What makes a human being lose sight of this fact? There is a conversation in the Vedic scriptures between two great souls—Maharaja Yudhisthira, a mighty king who lived 5,000 years ago, and Yamaraja, the lord of death. Both were learned transcendentalists, and they were discussing the condition of men in the material world. Yamaraja asked Maharaja Yudhisthira, “What is the most wonderful thing in this material world?” King Yudhisthira expertly answered, “The most wonderful thing is that a man sees everyone dying around him-parents, friends, well-wishers, even animals—and still he is thinking that he will not die.” This is called illusion, or maya (“that which is not”). Because a man thinks he is immune to death, he misuses and spoils his valuable human life.
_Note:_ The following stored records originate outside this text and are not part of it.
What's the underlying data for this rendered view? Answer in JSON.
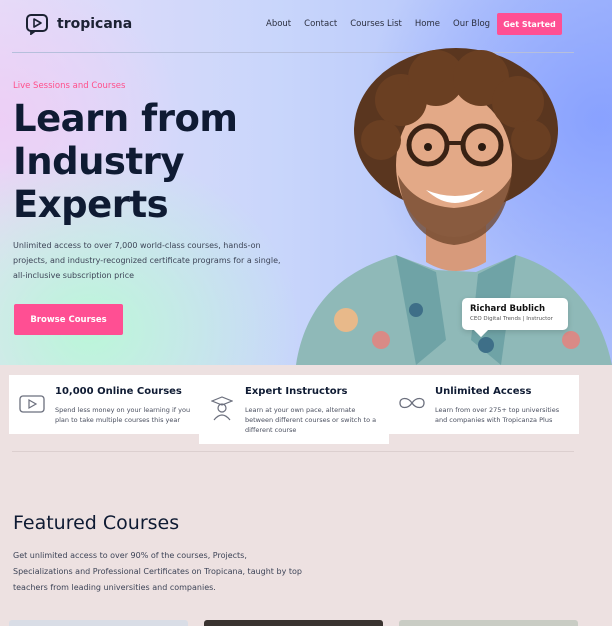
{
  "brand": {
    "name": "tropicana",
    "accent": "#ff4f93"
  },
  "nav": {
    "items": [
      "About",
      "Contact",
      "Courses List",
      "Home",
      "Our Blog"
    ],
    "cta": "Get Started"
  },
  "hero": {
    "eyebrow": "Live Sessions and Courses",
    "headline": "Learn from Industry Experts",
    "lead": "Unlimited access to over 7,000 world-class courses, hands-on projects, and industry-recognized certificate programs for a single, all-inclusive subscription price",
    "cta": "Browse Courses",
    "instructor": {
      "name": "Richard Bublich",
      "role": "CEO Digital Trends | Instructor"
    }
  },
  "features": [
    {
      "icon": "video-play-icon",
      "title": "10,000 Online Courses",
      "text": "Spend less money on your learning if you plan to take multiple courses this year"
    },
    {
      "icon": "graduate-icon",
      "title": "Expert Instructors",
      "text": "Learn at your own pace, alternate between different courses or switch to a different course"
    },
    {
      "icon": "infinity-icon",
      "title": "Unlimited Access",
      "text": "Learn from over 275+ top universities and companies with Tropicanza Plus"
    }
  ],
  "featured": {
    "title": "Featured Courses",
    "text": "Get unlimited access to over 90% of the courses, Projects, Specializations and Professional Certificates on Tropicana, taught by top teachers from leading universities and companies."
  }
}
Human life differs from other forms of life because a human being has a greatly developed intelligence. Generally, eating, sleeping, mating and defending make up the entire field of an animal’s activities. Human beings also eat, sleep, mate and defend, but they have another, special function: to use their developed intelligence to understand the Absolute Truth. The Vedanta-sutra, a renowned philosophical work, informs us of the prime duty of human life: athato brahma-jijnasa. Brahma-jijnasa means inquiry into Brahman, or the Absolute Truth. Athato means immediately, now that we have human intelligence with which to understand our actual position and the position of Brahman.
According to Bhagavad-gita, living beings differ from the material energy, just as a man differs from the clothes he wears. We are not the material body, nor does our existence depend upon the material body. We are each a pure spiritual soul, a part and parcel of Krishna, or God. Because we have misused our tiny independence, we have come under the control of His external energy, called maya. Therefore when we die the quality of our desires forces us to accept another material body in one of the various species of life, including trees, animals, birds, insects, reptiles, humans and so on. These different bodies are awarded to us by God through the agency of His material energy because of our desire to enjoy materially in one way or another.
The human form of life is a special opportunity to understand transcendental science and become free from repeated birth and death. Actually, the soul does not change, and so we feel our unchanging identity throughout our life; constant changes are due only to our material bodies. The soul transmigrates through material nature in different varieties of bodies by virtue of his material desires. Although the eternal soul is by nature full of bliss and knowledge, these bodies give rise to the varieties of happiness and distress in this world.
Material nature, however strict, is just. If someone wants to enjoy eating, sleeping, mating and defending, nature will offer him a body suitable for that. But although eating, sleeping, mating and defending are present in human life, lower animals are more adept at such activities. Consider how easily animals fulfill their needs, compared to the complex arrangements of civilized man. Unfortunately, many people think there is nothing beyond this business of eating, sleeping, mating and defending. They do not like to accept the existence of the soul, for they fear the personal responsibility the soul would have to assume for all their abominable activities. Such so-called human beings are actually no better than polished animals, and they are taking the risk of actually becoming animals in their next birth.
Great sages have compared human life to a great sum of wealth. One should know how to spend this human life properly, without squandering or hoarding its energy. According to the Garga Upanishad a man who quits his human body like a cat or dog, without having sufficiently inquired into the Absolute Truth, is considered to be a krpana, or a most miserly man. The members of the International Society for Krishna Consciousness, therefore, are simply trying to educate people about the great boon of human life. If one is sincere, he can use this human life to achieve the greatest benefit—the revival of his eternally blissful pure consciousness—and escape from the cycle of birth and death in this miserable material world.
The consciousness of the living being is originally pure, just as water is originally pure when it falls from the clouds. However, when the water hits the earth, the result is mud. So, our original pure consciousness has become muddied by contact with material nature. However, as pure water can be extracted from mud by distillation, so our original pure consciousness can be revived by the chanting of
Hare Krishna Hare Krishna
Krishna Krishna Hare Hare
Hare Rama Hare Rama
Rama Rama Hare Hare